Drawings that we make for ourselves can be a mess. They’re only going to be looked at by us so it doesn’t really matter. More often than not those drawings that we start to make for ourselves quickly turn into our working documentation for a project. Now we’ve got a totally different beast. Now we’ve got something that needs to be presented to change boards or managers for approval. We’ve got a document that other engineers, both present and future, will refer to in order to figure out why we did something.
Too often I get to these meetings or go to review some artifact document and things are a mess. There are several things that I think make drawings a mess, so here are some that I think are easy to avoid and will make your life easier when you’re trying to convey the concept behind the drawing to non-engineers.

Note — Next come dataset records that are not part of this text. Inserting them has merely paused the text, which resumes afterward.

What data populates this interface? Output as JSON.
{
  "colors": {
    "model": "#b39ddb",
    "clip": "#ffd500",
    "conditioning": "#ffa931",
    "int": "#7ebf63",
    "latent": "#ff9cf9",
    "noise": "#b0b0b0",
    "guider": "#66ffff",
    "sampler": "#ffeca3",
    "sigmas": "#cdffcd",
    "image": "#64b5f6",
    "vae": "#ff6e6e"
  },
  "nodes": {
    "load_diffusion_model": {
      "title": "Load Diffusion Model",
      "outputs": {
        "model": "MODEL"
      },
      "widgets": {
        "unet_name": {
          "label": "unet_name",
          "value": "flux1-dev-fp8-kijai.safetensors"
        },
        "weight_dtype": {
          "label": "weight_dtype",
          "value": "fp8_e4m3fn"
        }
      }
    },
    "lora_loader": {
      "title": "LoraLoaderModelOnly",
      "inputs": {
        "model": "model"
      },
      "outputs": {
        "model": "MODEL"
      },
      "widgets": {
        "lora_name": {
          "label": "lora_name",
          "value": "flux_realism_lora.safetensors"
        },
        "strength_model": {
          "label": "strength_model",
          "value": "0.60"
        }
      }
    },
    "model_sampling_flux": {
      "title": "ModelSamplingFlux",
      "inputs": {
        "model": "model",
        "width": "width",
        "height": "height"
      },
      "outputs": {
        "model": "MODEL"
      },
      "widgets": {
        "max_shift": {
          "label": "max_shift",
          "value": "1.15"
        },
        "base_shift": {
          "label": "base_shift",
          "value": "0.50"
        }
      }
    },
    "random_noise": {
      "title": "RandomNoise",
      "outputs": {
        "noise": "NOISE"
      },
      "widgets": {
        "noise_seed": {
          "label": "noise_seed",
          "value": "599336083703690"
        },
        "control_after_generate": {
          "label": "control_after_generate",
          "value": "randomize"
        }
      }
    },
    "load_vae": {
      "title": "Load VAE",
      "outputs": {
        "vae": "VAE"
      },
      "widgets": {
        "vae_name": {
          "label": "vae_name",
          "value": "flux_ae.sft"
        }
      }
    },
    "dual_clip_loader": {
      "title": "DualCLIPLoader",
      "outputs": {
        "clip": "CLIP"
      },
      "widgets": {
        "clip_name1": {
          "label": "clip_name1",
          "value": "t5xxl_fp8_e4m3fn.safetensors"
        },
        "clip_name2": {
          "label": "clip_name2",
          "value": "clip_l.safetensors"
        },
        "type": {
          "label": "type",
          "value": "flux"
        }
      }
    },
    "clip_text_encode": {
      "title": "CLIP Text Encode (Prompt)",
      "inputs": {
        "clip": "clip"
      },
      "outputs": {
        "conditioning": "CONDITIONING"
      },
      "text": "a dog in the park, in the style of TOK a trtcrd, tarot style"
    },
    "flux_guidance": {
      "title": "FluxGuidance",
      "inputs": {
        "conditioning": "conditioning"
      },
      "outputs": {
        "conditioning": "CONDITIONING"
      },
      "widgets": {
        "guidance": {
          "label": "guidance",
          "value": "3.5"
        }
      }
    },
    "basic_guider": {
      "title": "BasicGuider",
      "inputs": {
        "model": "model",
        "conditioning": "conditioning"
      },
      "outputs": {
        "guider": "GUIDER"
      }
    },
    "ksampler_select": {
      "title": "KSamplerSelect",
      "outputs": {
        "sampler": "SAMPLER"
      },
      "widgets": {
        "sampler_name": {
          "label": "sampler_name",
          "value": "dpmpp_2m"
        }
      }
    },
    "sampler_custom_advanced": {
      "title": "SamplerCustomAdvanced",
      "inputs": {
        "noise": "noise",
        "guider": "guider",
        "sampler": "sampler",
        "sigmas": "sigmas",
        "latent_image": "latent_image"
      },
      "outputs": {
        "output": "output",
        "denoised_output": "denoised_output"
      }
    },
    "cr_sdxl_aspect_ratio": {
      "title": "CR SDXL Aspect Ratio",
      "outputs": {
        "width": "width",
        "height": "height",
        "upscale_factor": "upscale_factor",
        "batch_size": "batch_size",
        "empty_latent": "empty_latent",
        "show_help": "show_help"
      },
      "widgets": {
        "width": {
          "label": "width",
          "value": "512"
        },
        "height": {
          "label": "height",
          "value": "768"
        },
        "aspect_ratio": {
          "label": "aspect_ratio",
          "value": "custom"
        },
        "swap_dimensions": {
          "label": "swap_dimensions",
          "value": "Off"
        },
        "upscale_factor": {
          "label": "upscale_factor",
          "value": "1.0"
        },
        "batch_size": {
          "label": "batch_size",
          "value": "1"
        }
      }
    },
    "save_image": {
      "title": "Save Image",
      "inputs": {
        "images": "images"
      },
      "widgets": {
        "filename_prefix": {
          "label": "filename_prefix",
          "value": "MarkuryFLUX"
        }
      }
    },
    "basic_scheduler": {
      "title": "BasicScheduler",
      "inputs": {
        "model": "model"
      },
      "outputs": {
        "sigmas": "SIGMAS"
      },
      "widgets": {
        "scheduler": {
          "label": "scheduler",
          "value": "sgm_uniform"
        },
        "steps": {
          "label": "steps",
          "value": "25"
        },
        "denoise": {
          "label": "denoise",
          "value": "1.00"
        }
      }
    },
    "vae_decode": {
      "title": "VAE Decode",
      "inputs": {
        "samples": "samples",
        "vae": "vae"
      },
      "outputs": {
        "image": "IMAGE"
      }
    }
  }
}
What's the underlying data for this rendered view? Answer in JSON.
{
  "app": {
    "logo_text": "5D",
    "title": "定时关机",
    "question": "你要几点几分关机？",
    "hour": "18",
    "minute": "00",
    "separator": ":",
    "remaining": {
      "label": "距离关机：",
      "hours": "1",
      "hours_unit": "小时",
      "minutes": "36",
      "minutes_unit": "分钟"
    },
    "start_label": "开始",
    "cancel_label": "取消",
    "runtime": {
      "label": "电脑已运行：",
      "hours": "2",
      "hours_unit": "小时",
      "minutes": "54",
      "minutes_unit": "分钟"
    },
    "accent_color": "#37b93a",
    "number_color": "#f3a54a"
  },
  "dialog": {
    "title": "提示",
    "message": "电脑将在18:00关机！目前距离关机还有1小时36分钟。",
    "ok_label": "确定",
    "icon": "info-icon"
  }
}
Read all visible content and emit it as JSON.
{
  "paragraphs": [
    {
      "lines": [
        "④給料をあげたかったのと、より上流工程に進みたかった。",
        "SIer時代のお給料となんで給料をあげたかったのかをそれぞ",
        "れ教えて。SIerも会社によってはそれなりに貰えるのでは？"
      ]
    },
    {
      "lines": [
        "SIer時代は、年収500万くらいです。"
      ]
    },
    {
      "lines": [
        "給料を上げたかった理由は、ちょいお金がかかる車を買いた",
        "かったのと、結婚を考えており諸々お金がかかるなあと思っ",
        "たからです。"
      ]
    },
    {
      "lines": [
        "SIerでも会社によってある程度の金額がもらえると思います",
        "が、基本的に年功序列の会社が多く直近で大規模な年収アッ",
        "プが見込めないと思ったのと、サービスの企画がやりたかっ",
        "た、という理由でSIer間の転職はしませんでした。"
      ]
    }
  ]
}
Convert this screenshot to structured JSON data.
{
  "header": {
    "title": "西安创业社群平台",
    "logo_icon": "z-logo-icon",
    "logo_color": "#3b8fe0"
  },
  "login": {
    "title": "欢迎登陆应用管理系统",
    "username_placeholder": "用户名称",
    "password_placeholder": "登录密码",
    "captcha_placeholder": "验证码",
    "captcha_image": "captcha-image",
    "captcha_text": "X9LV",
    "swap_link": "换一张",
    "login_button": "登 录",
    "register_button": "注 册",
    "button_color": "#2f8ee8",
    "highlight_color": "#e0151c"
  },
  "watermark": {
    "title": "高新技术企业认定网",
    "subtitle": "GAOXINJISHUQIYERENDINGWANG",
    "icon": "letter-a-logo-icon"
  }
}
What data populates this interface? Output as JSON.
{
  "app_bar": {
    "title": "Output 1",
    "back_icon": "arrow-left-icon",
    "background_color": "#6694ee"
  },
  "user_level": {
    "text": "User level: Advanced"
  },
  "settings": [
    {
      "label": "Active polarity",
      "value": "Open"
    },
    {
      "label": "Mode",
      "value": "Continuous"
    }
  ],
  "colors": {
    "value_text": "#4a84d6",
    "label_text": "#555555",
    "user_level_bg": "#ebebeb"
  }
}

1) If you can avoid lines crossing over each other, do so. I think this is my biggest pet peeve. Yes, you will have to take more time. Yes, you will have to “correct” the connector lines. They might even have to go to different connection points. You may even have to move things around to avoid crossing lines. Here’s a fun way to practice: http://www.neok12.com/games/uncross-lines/uncross-lines.htm
2) Don’t try to fit too much into one drawing. It sounds simple, but man I see way too many drawings that try to include EVERYTHING. Do a different page for each OSI layer. It will make your life easier and will make it much more simple to explain to non-engineering types. If you feel you must put everything one drawing set different elements to different layers.
3) Round corners. I don’t think people fully appreciate how much better shapes look with rounded corners.
4) Before you are finished with the document set a background. Even if it’s plain white it will make your presentation more clean. Connection lines will be much easier to follow without the grid pattern in the back.
5) Fill your shapes and use contrasting text colors. One of the best tips I saw (I think it was on http://www.visguy.com) was to set your fill color in your shapes to a strong color, change the lines on the outside to a shade of grey, and make the text inside white. It’s a simple thing, it takes but a second and people will compliment your drawings in meetings.
Here is an example of what not to do:
Things cross…everything looks the same, and the background is the default grid. This is what you get if you just draw shapes and use the connector tool. While this has become the norm I find it lazy and it won’t really impress anybody in a meeting. Remember, the ones in the meetings that care about how things look often are the ones in charge of your paycheck, so let’s try to impress them, shall we?
So in this example we still have lines crossing over, but that’s unavoidable with the topology. I thickened the lines so they don’t look so dainty, including the borders on the shapes. We changed the fill colors of the shapes, rounded the corners, changed the text to white, bolded the font, and changed the crossing connectors to “straight lines”. Much better looking.
So there are the first few tips. I’m sure I’ll have more. Hopefully they help.